> **AIM OF THE TASK**
Go line by line through the records and tally those that include "controllers". Respond with the tally only.

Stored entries
______

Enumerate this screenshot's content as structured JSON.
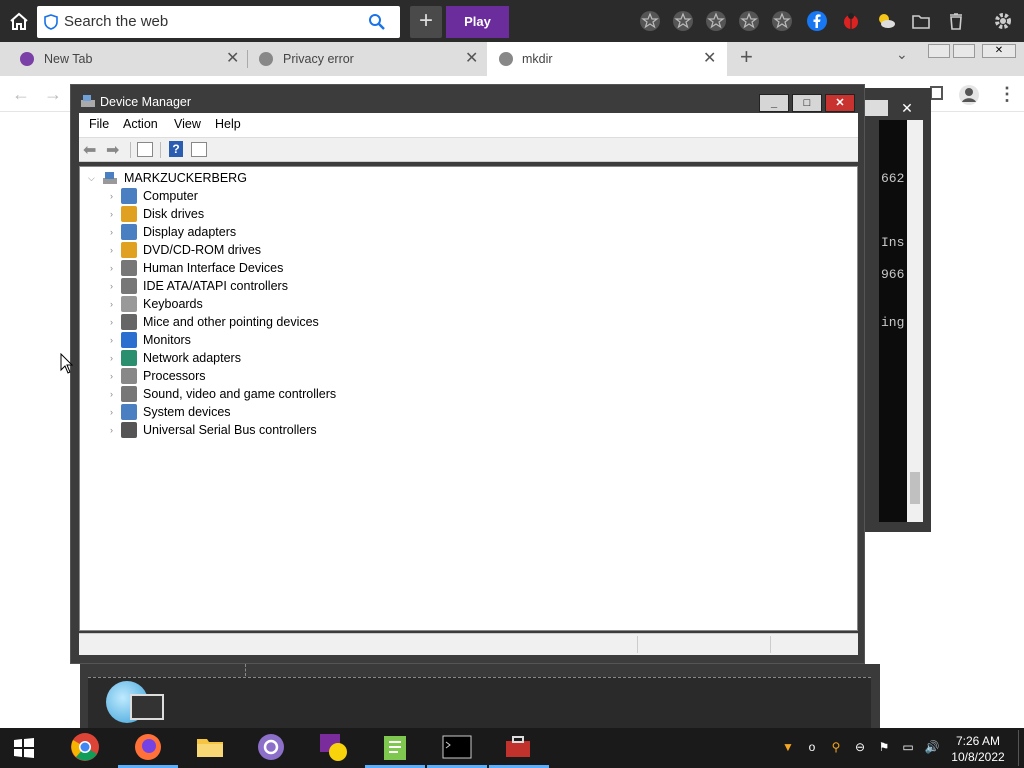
{
  "browser": {
    "search_placeholder": "Search the web",
    "play_label": "Play",
    "plus_label": "+",
    "tabs": [
      {
        "label": "New Tab"
      },
      {
        "label": "Privacy error"
      },
      {
        "label": "mkdir"
      }
    ],
    "new_tab_label": "+"
  },
  "console": {
    "lines": [
      "662",
      "Ins",
      "966",
      "ing"
    ]
  },
  "device_manager": {
    "title": "Device Manager",
    "menu": [
      "File",
      "Action",
      "View",
      "Help"
    ],
    "root": "MARKZUCKERBERG",
    "items": [
      "Computer",
      "Disk drives",
      "Display adapters",
      "DVD/CD-ROM drives",
      "Human Interface Devices",
      "IDE ATA/ATAPI controllers",
      "Keyboards",
      "Mice and other pointing devices",
      "Monitors",
      "Network adapters",
      "Processors",
      "Sound, video and game controllers",
      "System devices",
      "Universal Serial Bus controllers"
    ],
    "buttons": {
      "minimize": "_",
      "maximize": "□",
      "close": "✕"
    }
  },
  "taskbar": {
    "time": "7:26 AM",
    "date": "10/8/2022",
    "apps": [
      "windows-start",
      "chrome",
      "firefox",
      "file-explorer",
      "proton-mail",
      "yahoo-messenger",
      "notepad-plus-plus",
      "command-prompt",
      "toolbox"
    ]
  },
  "colors": {
    "titlebar": "#3c3c3c",
    "close_red": "#c9332f",
    "play_purple": "#6b2c9c",
    "taskbar": "#1a1a1a"
  }
}
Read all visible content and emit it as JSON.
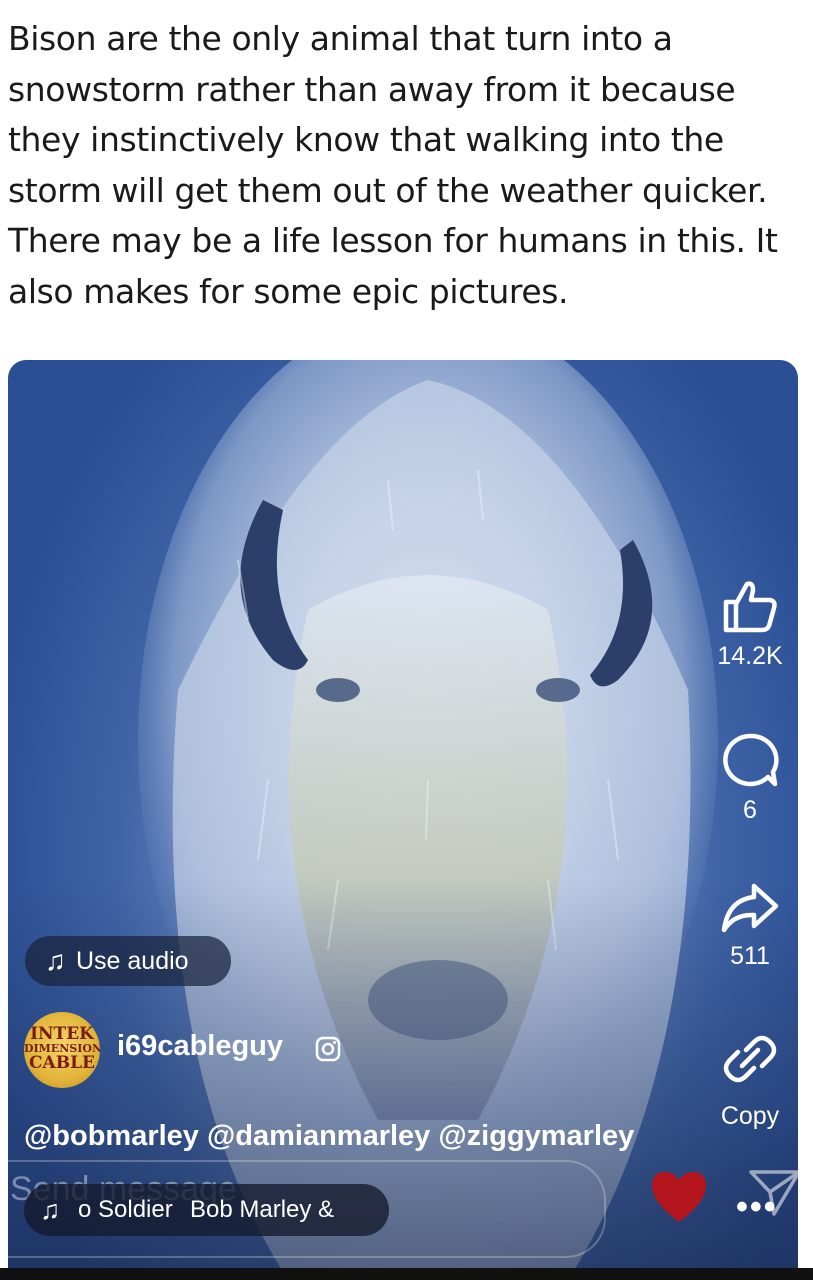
{
  "post": {
    "caption": "Bison are the only animal that turn into a snowstorm rather than away from it because they instinctively know that walking into the storm will get them out of the weather quicker. There may be a life lesson for humans in this. It also makes for some epic pictures."
  },
  "reel": {
    "image_description_icon": "bison-in-snow",
    "actions": {
      "likes": "14.2K",
      "comments": "6",
      "shares": "511",
      "copy_label": "Copy"
    },
    "use_audio_label": "Use audio",
    "author": {
      "avatar_lines": [
        "INTEK",
        "DIMENSION",
        "CABLE"
      ],
      "username": "i69cableguy"
    },
    "mentions": "@bobmarley @damianmarley @ziggymarley",
    "send_placeholder": "Send message",
    "music": {
      "song": "o Soldier",
      "artist": "Bob Marley &"
    },
    "more_label": "•••"
  },
  "colors": {
    "reel_blue": "#3e63a6",
    "heart_red": "#b3161d",
    "text_dark": "#1a1a1a"
  }
}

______

> **RESPONSE TO THE EXERCISE**
3